Task description → Go through the records and show each line where the word "تحملوني" occurs.

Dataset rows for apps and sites
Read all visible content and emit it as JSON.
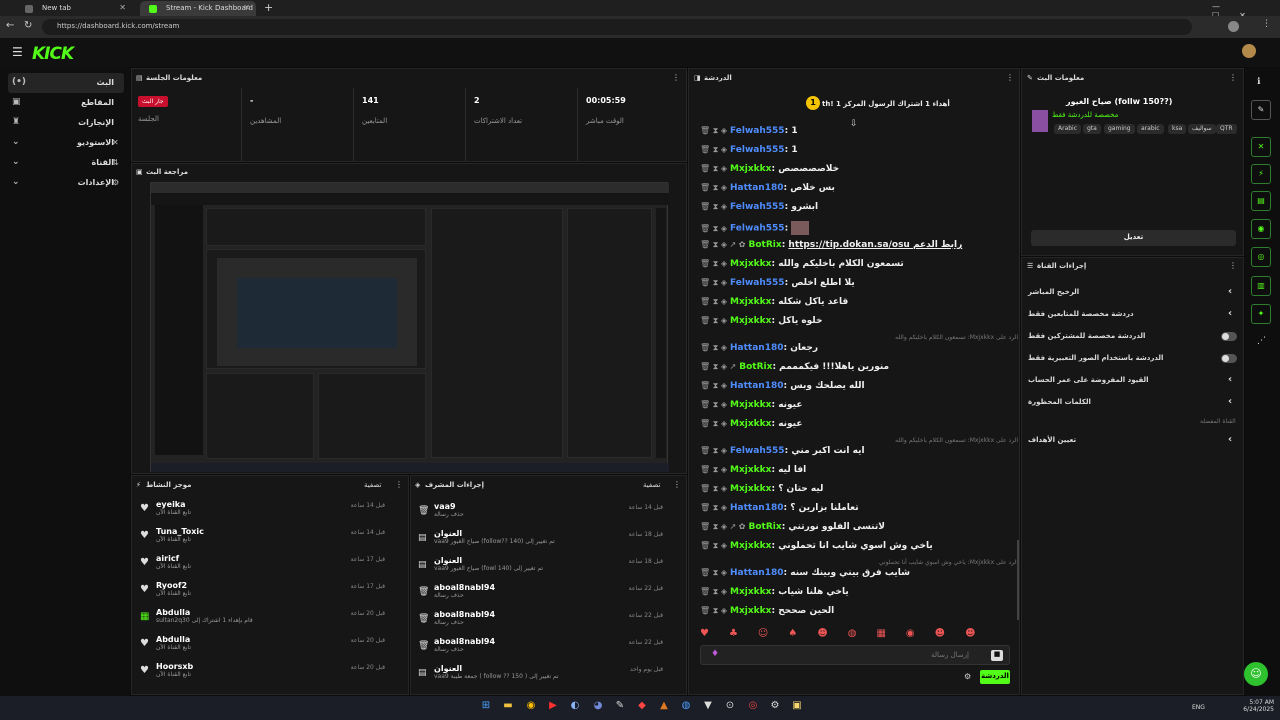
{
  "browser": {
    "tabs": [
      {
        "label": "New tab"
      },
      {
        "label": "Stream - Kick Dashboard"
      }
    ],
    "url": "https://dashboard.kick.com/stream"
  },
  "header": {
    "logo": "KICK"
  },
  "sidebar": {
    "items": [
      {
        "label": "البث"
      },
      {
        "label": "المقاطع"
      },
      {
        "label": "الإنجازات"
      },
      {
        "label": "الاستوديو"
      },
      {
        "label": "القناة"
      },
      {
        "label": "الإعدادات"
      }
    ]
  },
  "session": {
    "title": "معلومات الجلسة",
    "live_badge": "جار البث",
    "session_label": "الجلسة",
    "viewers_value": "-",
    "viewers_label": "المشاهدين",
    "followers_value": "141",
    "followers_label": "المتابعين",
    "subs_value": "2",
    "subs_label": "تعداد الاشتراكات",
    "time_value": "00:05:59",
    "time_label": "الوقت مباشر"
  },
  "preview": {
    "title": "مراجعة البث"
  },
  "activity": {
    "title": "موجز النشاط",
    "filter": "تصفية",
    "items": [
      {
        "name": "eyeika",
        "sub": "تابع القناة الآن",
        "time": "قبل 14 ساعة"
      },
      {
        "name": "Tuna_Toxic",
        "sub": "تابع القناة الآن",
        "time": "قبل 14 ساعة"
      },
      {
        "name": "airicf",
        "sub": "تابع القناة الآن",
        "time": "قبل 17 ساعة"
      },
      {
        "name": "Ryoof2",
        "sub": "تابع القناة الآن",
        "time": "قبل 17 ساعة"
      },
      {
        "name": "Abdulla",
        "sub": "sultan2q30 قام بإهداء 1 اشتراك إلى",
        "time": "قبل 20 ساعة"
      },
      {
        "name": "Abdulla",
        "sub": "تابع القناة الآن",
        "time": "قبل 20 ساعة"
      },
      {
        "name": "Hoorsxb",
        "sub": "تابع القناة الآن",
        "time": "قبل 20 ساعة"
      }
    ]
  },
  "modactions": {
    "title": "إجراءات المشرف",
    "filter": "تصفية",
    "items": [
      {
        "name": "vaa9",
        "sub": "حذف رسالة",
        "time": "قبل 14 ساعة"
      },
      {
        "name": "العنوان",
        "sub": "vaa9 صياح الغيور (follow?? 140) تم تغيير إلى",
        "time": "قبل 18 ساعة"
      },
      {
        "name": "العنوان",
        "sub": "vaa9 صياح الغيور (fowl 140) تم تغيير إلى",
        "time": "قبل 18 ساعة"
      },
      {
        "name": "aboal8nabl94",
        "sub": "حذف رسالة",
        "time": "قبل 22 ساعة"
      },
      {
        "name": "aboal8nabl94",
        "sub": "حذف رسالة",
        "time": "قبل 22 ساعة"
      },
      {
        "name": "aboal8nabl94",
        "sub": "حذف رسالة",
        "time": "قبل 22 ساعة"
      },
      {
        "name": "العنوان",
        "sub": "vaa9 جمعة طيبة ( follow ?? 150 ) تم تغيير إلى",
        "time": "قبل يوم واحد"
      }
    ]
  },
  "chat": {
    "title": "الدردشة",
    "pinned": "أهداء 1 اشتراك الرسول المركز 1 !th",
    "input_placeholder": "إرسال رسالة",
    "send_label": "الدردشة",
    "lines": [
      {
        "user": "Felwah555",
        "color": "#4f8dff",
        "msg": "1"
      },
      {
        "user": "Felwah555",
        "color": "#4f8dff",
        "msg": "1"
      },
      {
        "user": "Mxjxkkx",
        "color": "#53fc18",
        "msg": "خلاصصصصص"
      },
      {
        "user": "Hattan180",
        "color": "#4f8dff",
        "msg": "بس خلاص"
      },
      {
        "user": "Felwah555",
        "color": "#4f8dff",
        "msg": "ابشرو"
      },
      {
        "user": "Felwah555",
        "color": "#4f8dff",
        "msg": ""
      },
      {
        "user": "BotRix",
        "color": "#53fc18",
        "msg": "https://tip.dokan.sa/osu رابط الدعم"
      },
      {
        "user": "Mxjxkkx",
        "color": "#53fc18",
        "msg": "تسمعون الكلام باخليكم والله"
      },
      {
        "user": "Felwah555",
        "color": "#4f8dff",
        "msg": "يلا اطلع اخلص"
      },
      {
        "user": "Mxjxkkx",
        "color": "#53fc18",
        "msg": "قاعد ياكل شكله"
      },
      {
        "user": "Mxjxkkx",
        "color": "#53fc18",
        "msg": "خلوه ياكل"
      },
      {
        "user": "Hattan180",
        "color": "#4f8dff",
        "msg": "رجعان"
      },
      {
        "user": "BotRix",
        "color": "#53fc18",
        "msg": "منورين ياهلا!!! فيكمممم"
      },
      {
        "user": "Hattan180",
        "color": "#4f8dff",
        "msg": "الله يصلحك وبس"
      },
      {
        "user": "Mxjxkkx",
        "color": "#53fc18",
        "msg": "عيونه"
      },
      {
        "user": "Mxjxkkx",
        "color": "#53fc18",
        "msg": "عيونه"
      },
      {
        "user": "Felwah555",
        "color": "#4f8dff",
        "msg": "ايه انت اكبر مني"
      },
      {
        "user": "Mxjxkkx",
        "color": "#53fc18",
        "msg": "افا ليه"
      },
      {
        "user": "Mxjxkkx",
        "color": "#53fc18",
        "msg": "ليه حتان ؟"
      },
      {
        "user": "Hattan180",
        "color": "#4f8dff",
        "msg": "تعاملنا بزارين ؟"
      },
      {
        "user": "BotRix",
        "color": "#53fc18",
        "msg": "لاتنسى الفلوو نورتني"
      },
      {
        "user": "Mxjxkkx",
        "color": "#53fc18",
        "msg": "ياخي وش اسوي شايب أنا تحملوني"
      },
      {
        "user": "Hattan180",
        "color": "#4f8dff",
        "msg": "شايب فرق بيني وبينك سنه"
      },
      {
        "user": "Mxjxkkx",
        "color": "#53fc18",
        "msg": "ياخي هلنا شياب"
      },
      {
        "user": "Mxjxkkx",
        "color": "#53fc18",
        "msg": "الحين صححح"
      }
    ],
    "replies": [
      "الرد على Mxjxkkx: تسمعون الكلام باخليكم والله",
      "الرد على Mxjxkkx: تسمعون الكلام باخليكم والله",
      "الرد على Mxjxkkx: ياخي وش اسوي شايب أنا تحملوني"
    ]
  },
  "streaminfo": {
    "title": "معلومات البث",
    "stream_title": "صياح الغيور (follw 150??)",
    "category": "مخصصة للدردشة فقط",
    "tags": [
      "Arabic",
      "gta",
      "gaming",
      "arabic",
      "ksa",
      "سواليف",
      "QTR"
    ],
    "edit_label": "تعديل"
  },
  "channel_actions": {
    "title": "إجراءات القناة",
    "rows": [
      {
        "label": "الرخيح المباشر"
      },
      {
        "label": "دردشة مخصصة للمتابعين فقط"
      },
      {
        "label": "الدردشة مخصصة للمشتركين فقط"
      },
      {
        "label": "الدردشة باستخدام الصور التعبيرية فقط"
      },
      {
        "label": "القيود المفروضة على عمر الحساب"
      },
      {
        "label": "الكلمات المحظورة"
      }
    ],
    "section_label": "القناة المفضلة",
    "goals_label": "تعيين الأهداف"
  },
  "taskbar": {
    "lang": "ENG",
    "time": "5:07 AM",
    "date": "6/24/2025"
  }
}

Your solution →
        "msg": "ياخي وش اسوي شايب أنا تحملوني"
      "الرد على Mxjxkkx: ياخي وش اسوي شايب أنا تحملوني"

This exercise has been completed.